23 August 2021
Independent Senator Rex Patrick today applauded the Senate’s approval of his proposed law to ban the importation of goods produced in whole or part with slave labour.
“The Australian Senate’s vote today is an important step forward in the international efforts to combat modern slavery, and especially to proscribe the importation of goods produced by the Chinese Government's exploitation of Uyghur forced labour,” Senator Patrick said.
“However the Government’s refusal to support the legislation is absolutely unconscionable. There is no excuse for not supporting such a measure that directly attacks those who seek to profit from enslaving fellow human beings.”
“Slave labour is abhorrent. Its human cost is horrendous and it leaves Australian businesses competing against imports on unfair terms.”
“Why the Government could not support this beats me. It is an absolute failure of leadership, an absolute moral failure.”
“I do thank the Labor Opposition, the Greens and crossbench Senators who voted to support this legislation. However most of all I wish to thank the many people and organisations that gave evidence to the Senate Foreign Affairs, Defence and Trade Committee inquiry that preceded this vote, especially members of the Australian Uyghur community who face harassment from Chinese Government officials here in Australia and grave threats to family members, relatives and friends in Xinjiang.”
The bill passed by the Senate today – the Customs Amendment (Banning Goods Produced By Forced Labour) Bill 2021 – seeks to ban the importation of goods that are produced in whole or part by forced labour, regardless of geographic origin.
“The Bill is, I acknowledge, something of a blunt instrument,” Senator Patrick said; “but that’s what’s needed to thwart modern slavery, especially China’s resort to massive use of forced labour.”
“Passage of this Bill through the Senate will hopefully force the hand of the Coalition Government which so far has been sluggish, indeed most reluctant to move on this issue.”
“It was especially disappointing that Government Senators who have previously been outspoken about the plight of the Uyghur people and the Chinese Communist regime’s exploitation of forced labour did not support the Bill.
“It appears their principles were just talk, and no substance.”
“If Australia is to be true to the democratic values we hold, we need to leave the Chinese Government in no doubt that its conduct is unconscionable and utterly unacceptable.”

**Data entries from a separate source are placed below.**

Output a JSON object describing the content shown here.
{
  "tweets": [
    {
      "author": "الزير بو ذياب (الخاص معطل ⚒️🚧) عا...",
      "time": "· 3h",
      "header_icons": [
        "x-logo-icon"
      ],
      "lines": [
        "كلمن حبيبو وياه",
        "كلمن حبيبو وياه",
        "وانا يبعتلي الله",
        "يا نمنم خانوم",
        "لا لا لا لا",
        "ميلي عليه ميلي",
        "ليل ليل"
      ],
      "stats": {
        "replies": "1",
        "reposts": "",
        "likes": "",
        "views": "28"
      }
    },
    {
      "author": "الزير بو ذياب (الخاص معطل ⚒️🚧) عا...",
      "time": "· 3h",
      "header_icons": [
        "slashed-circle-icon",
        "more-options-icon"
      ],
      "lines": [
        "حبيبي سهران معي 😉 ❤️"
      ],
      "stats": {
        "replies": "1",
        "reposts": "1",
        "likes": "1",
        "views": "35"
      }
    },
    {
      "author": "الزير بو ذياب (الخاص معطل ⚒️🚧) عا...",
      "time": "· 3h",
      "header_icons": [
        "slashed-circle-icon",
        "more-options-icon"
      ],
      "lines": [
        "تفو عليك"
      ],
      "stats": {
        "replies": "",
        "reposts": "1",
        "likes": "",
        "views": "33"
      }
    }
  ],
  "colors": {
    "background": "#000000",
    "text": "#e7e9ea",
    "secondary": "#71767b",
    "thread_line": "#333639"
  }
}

“What is needed now is for the Bill to pass through the House of Representatives. The onus is now on the Coalition Government. We can’t have the Government dodge the issue by saying that they are conducting another review. Action is required within the life of this Parliament, indeed within this calendar year.”
“We need to send a very clear political signal to Beijing, and to the numerous global brands that have been happy to turn a blind eye to China’s massive exploitation of forced labour.
“We need to send that signal now, before the Beijing Winter Olympics next February, just six months away, when the Chinese Communist Party intends to bask in a massive international propaganda event.”
“It would be a grave failure on the part of the Australian Parliament as a whole if we do not call out and take action to limit the massive abuses of human rights by the Chinese Communist regime.”
“This proposed law, as part of a growing international campaign against modern slavery and those who profit from such human rights abuses, will do just that.”